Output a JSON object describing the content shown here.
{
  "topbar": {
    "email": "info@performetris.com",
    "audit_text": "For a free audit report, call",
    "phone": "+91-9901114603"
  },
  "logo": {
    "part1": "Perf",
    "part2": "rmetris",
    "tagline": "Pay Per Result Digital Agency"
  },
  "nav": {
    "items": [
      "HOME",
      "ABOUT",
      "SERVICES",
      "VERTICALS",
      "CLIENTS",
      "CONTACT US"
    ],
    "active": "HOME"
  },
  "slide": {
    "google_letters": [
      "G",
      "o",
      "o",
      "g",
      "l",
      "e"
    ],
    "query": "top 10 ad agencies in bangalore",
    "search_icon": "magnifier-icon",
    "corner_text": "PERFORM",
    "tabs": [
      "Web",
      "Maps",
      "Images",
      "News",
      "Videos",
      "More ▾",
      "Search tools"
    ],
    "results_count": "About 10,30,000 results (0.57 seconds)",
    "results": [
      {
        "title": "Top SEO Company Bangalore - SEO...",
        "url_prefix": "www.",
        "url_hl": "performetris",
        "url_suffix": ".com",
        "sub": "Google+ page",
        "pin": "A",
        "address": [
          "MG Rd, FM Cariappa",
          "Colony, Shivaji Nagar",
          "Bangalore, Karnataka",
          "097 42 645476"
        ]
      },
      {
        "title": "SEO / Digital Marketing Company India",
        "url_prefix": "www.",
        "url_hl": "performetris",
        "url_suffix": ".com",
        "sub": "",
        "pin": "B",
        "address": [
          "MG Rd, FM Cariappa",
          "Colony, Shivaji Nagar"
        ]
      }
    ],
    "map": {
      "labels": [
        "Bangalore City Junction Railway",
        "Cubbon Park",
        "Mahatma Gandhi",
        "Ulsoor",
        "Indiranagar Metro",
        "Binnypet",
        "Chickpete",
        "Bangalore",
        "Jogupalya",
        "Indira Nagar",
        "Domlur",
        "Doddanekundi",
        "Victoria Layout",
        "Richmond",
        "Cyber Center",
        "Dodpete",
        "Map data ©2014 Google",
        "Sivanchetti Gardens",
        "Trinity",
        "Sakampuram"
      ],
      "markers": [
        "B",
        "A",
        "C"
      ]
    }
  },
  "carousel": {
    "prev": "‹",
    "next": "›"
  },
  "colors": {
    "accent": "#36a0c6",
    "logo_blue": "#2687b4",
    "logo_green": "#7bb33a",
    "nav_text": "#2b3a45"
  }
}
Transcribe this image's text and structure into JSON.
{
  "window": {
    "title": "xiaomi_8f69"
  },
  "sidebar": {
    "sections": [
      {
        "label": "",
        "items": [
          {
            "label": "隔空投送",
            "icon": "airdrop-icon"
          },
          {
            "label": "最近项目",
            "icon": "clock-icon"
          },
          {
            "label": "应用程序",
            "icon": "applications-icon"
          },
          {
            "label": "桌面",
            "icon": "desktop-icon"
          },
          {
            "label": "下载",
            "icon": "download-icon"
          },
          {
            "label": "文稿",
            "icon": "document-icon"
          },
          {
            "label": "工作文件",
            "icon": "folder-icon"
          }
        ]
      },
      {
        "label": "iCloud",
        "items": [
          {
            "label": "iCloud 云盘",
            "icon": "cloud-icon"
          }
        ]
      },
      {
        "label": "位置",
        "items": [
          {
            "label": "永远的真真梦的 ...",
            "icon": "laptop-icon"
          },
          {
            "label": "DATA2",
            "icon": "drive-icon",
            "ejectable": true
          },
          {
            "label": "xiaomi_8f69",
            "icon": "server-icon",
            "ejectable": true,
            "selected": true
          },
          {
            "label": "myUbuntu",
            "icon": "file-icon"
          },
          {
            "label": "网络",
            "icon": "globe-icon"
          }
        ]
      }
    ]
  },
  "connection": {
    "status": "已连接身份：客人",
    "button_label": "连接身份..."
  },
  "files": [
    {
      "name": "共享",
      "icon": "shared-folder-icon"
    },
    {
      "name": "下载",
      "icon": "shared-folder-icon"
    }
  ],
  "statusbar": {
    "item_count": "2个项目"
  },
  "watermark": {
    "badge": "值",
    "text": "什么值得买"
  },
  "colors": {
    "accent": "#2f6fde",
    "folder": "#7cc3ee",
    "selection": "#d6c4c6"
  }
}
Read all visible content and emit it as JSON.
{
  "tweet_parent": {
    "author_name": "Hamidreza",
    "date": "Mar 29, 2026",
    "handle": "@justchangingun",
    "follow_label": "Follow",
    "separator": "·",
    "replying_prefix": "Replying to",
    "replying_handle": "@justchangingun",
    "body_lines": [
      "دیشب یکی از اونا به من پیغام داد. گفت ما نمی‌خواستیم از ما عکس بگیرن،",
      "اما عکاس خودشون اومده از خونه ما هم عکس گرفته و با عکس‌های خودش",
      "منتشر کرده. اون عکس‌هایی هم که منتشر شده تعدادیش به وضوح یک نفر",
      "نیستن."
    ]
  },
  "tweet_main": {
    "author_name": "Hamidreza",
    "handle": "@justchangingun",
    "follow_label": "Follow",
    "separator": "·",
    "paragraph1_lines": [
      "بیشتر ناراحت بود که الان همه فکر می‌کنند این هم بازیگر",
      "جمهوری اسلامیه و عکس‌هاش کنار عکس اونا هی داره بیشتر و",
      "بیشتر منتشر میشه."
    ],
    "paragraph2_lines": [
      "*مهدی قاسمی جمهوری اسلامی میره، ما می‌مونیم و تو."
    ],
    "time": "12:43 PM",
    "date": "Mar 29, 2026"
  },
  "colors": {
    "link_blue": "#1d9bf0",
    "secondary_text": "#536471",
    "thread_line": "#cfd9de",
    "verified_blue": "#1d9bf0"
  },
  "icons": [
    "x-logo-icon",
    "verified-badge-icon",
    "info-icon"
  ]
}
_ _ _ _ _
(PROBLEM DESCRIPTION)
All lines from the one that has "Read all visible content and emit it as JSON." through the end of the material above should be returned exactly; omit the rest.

(ANSWER AREA)
Read all visible content and emit it as JSON.
{
  "tweet_parent": {
    "author_name": "Hamidreza",
    "date": "Mar 29, 2026",
    "handle": "@justchangingun",
    "follow_label": "Follow",
    "separator": "·",
    "replying_prefix": "Replying to",
    "replying_handle": "@justchangingun",
    "body_lines": [
      "دیشب یکی از اونا به من پیغام داد. گفت ما نمی‌خواستیم از ما عکس بگیرن،",
      "اما عکاس خودشون اومده از خونه ما هم عکس گرفته و با عکس‌های خودش",
      "منتشر کرده. اون عکس‌هایی هم که منتشر شده تعدادیش به وضوح یک نفر",
      "نیستن."
    ]
  },
  "tweet_main": {
    "author_name": "Hamidreza",
    "handle": "@justchangingun",
    "follow_label": "Follow",
    "separator": "·",
    "paragraph1_lines": [
      "بیشتر ناراحت بود که الان همه فکر می‌کنند این هم بازیگر",
      "جمهوری اسلامیه و عکس‌هاش کنار عکس اونا هی داره بیشتر و",
      "بیشتر منتشر میشه."
    ],
    "paragraph2_lines": [
      "*مهدی قاسمی جمهوری اسلامی میره، ما می‌مونیم و تو."
    ],
    "time": "12:43 PM",
    "date": "Mar 29, 2026"
  },
  "colors": {
    "link_blue": "#1d9bf0",
    "secondary_text": "#536471",
    "thread_line": "#cfd9de",
    "verified_blue": "#1d9bf0"
  },
  "icons": [
    "x-logo-icon",
    "verified-badge-icon",
    "info-icon"
  ]
}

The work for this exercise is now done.